“Live like Rajput royalty in this opulent 19th-century palace on the shores of Lake Gaibsagar - perfect for romance”
Every room and suite has been magnificently decorated in a uniquely opulent style, and the attention to detail is astonishing. The wallpaper, upholstery, tiling, rugs, bed linen - even the bathroom fittings - have been carefully selected by the royal family to give each room a distinctive feel. Little touches are everywhere: cosy alcoves, heart shapes carved into teak bedheads, cut-glass crystal bowls, even mirrored floors. On occasion, the clashing heritage fabrics can be overwhelming, but remain true to their 1940s origins. The palace has many hidden charms - from a Grand Suite featuring its own pooja (prayer room) to the tiny blue-patterned single room with its own staircase down to the lavish gardens.
The Maharawal Suite was the Maharajah’s private residence and is accordingly regal. With its roof terrace, Art Deco ensuite bathroom, writing room, four-poster bed, exquisite mirrored inlay-work, red velvet daybed, lounge area and fabulous views, romantic couples will want for nothing here.
All rooms are ensuite and the bathrooms are vintage works of art. Claw-foot tubs with showers and imported English fittings complement Moroccan tiles, Art Deco mirrors and herbal toiletries in beautiful cut-glass bottles. Bedroom doors don't have locks, but padlocks are available on demand and security is high throughout.
Meals are served in Zenana Chowk - the elaborate, open-air banquet hall that incorporates a towering 17th-century temple. Its vast marble table features an illuminated water pool running through its centre - eating here is one of the highlights of Udai Bilas Palace.
Meals are a changeable buffet of predominately Indian food, mildly spiced to suit Western palates. Expect the likes of chicken handi sula (a Rajasthani curry), chicken tikka, akhni pulao (a fragrant rice dish with almonds, pistachios, golden sultanas and fresh spices) and traditional desserts such as gulab jamun. Chinese, vegetarian and continental dishes can also be requested, as can candlelit dinners by the lakeside for a special occasion (at an extra cost). Beware the price of wine with your meal - as elsewhere in India, half-decent wine is extortionate.
Those here for long stays may find the buffet a little repetitive and if there’s a limited number of guests, you feel vastly outnumbered by staff in the grand hall.

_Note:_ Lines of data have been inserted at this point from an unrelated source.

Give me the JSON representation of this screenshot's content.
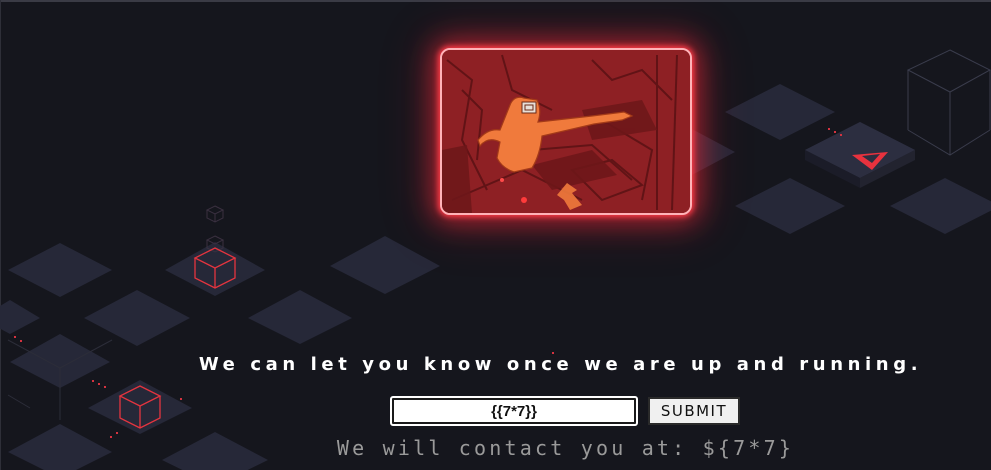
{
  "page": {
    "background_color": "#15161d",
    "accent_color": "#ff2a3c"
  },
  "hero": {
    "icon": "image-icon"
  },
  "tagline": "We can let you know once we are up and running.",
  "form": {
    "email_value": "{{7*7}}",
    "submit_label": "SUBMIT"
  },
  "result_message": "We will contact you at: ${7*7}"
}
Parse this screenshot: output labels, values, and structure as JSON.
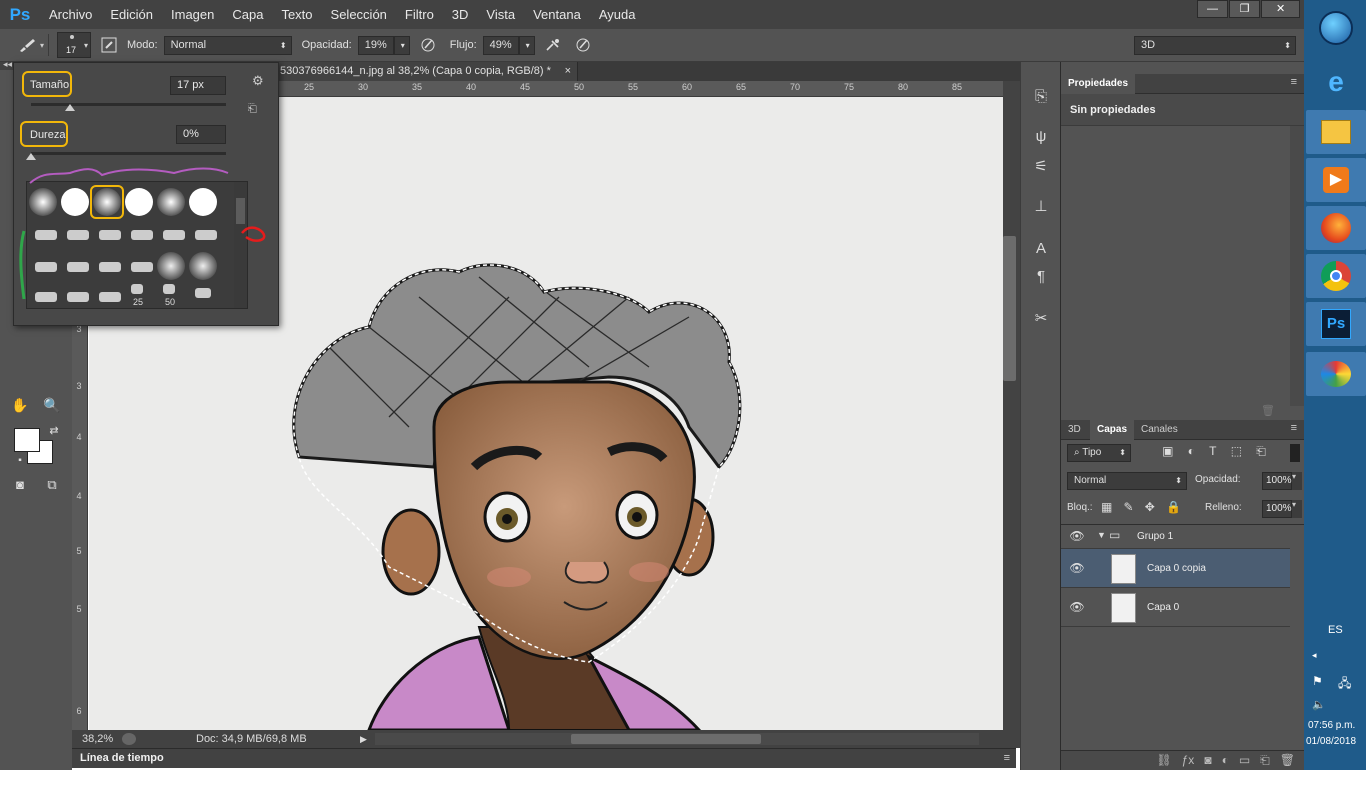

Breakfast is a standard affair of breads, fresh orange juice and cooked eggs. Poolside, a simple lunch can be taken in one of the many swing-seats or loungers. The tasty, light fare includes pakoras, sandwiches, toasties, lime juice sodas and cold beers. The hotel can also provide picnics.
Children are greeted warmly here, as in most of India. Extra beds and baby cots are available and many suites feature adjoining rooms which are perfect for older children. They’re wonderfully designed too - one has pretty rose wallpaper and a matching bedspread.
Children (4-12 years), Teens (over 12)
Extra Beds Available